The goal is to provide these students with a plethora of STEM resources to give them a strong foundation in computer science and keep them within the Silicon Valley community. Although we’re early in our pilot, we also want our students to learn a lot more than computer skills. They’re learning to collaborate and are developing strong social-emotional learning and problem-solving skills, too.


‘It’s Not Just About the Robot’ We don't know what jobs today’s children are going to have when they become adults, and we don't know what the workforce of the future is going to look like. However, we do know that technology is going to have a huge impact, and it's only going to develop more over time. According to research conducted by Marina Umaschi Bers at Tufts University, the more exposure children have to how computers, coding, and robotics work, the more prepared they will be in the future.


When parents express concerns about their child spending a lot of time with technology, we tell them, “It's not about the robot” or any device. It's about what they’re doing with the device to show their understanding. For example, can a student recognize patterns? Are they working together and communicating with others to solve problems? These are the skills that help students develop a strong foundation of computational thinking.


Machines that Make Kids More Human
While children are developing these computational thinking skills, simultaneously they are working on their social-emotional development. I remember a specific example of a student who significantly grew socially through the use of robotics. We were introducing a wooden robot to a class of kindergarten students, and a boy and a girl were working together. The boy pulled the robot away from the girl and said, “This is mine!” He then started a game of tug-of-war with his partner.

Flash-forward two months: I went back and visited the classroom, and the same boy was working with another group of children, a mix of boys and girls. At one point, he stopped, held the robot out, and said, “It's your turn now.” I thought, “There we go. That's what we're hoping to see.” Not only are students learning about computer programming, but they're also learning social skills—like sharing and working with others—that will serve them just as importantly in the future.

Hokey-Pokey and SEL


When working with robotics, I also see students develop basic problem-solving skills, which contribute to building their social-emotional intelligence. Do they hit a place in the task where they feel frustrated or they feel like it's not working the way they want it to? Are they showing the perseverance and the grit to try to overcome that obstacle on their own? Those are the things we're curious to watch for.
For example, our kindergarten teachers did a hokey-pokey lesson using robotics; it introduced students to the basics of robotics and coding.
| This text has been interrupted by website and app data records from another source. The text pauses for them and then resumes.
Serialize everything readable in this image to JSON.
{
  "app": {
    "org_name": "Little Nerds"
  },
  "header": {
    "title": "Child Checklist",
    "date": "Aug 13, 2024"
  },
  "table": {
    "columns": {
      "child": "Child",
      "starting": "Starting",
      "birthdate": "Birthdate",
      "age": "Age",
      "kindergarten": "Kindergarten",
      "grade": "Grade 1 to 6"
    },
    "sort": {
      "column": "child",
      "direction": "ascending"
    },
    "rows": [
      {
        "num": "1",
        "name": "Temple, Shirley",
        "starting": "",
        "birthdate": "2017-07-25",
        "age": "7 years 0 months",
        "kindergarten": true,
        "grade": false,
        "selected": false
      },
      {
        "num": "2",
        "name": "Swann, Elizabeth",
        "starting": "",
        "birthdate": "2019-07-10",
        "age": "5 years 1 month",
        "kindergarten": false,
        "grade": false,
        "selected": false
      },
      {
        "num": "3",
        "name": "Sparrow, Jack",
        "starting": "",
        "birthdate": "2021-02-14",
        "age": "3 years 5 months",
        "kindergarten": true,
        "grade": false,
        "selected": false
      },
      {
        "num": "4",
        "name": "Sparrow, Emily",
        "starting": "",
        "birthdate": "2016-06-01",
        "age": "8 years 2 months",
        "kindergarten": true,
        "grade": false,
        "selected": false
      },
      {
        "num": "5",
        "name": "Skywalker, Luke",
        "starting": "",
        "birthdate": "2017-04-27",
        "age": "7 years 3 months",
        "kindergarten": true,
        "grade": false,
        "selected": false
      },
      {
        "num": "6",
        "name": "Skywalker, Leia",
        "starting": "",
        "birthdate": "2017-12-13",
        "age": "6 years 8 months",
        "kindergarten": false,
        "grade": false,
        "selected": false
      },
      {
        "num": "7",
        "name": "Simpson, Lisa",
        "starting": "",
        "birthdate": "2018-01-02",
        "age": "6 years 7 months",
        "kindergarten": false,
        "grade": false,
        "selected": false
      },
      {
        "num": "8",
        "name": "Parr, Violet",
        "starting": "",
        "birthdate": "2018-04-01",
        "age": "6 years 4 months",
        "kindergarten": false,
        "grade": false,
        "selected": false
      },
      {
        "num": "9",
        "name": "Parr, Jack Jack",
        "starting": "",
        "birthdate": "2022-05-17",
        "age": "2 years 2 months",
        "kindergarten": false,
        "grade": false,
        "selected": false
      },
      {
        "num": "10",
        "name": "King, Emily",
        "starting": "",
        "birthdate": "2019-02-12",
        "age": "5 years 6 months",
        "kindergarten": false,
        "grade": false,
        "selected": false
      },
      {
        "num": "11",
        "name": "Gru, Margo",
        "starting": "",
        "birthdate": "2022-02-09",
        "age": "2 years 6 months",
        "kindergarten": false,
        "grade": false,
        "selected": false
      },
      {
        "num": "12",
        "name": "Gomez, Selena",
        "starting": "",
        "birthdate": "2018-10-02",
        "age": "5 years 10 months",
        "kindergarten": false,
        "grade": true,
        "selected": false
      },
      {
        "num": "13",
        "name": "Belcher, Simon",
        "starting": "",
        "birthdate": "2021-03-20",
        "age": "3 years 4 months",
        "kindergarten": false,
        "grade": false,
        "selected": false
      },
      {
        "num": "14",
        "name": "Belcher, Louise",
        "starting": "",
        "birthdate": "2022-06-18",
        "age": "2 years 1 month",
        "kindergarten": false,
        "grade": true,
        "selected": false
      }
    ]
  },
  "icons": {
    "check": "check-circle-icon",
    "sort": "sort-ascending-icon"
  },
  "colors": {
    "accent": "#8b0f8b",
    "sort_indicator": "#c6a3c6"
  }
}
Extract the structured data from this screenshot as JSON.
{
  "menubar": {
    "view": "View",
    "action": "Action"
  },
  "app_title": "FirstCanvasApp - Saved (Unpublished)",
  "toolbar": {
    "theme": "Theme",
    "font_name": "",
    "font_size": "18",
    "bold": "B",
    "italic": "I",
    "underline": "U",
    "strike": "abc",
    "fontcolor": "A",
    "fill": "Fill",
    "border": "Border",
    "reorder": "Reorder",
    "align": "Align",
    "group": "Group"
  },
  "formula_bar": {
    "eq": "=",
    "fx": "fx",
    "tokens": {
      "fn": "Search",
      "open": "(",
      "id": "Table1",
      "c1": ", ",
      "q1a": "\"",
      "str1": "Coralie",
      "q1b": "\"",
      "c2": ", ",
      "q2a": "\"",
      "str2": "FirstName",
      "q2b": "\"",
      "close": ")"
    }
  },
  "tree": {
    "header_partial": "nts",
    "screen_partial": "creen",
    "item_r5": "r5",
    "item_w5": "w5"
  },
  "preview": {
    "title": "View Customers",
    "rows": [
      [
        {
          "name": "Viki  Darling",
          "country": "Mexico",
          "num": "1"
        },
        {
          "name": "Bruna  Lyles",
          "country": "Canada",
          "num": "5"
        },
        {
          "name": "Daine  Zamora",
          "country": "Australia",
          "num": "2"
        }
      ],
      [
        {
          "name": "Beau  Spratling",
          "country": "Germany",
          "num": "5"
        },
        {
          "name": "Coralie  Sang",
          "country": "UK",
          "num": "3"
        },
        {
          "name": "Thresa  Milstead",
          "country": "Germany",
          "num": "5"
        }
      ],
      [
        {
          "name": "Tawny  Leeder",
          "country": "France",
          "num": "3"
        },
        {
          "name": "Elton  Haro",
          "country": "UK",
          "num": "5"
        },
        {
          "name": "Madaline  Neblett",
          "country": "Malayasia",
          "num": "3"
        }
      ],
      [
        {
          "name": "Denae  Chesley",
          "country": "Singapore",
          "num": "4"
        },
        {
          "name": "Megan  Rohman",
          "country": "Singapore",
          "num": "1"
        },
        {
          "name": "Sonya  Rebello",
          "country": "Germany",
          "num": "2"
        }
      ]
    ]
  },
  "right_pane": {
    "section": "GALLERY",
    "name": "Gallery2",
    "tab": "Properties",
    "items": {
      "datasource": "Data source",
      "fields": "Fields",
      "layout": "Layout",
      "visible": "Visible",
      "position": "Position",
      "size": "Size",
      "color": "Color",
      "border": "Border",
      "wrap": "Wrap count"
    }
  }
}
In the lesson sequence, we danced the hokey-pokey as a class, singing the song together. Then, we split students up into pairs, and asked them to code the robot to dance to their own version of the hokey-pokey.

What we noticed was that, as pairs struggled to code the movement they wanted to see, they had to communicate with one another and collaborate on different ideas. We often found students showing each other how to adjust the robot’s barcode reader to scan in the correct block, or to redo a scan if the robot didn't perform the dance correctly. While some students struggled with sharing during the lesson, we also saw that their collaboration and working together improved over time.


I never tire of seeing a child discover something new about his or her world. The screams of excitement I hear after students successfully code a robot to carry out a command will never get old. As we continue our pilot process, we've been seeing glimpses of SEL development, which shows that our students can develop soft skills alongside computer science skills and become active and engaged residents of 21st-century Silicon Valley..."

Read the full article at its source: https://www.smartbrief.com/original/2018/07/grow-sel-skills-through-robotics

Click on book cover for information

Click on book cover for information
Getting Started with LEGO Robotics. Anyone who works with kids can do LEGO Robotics, a rich and highly motivating platform for important STEM Learning! (surprisingly affordable, too) This books explains it all!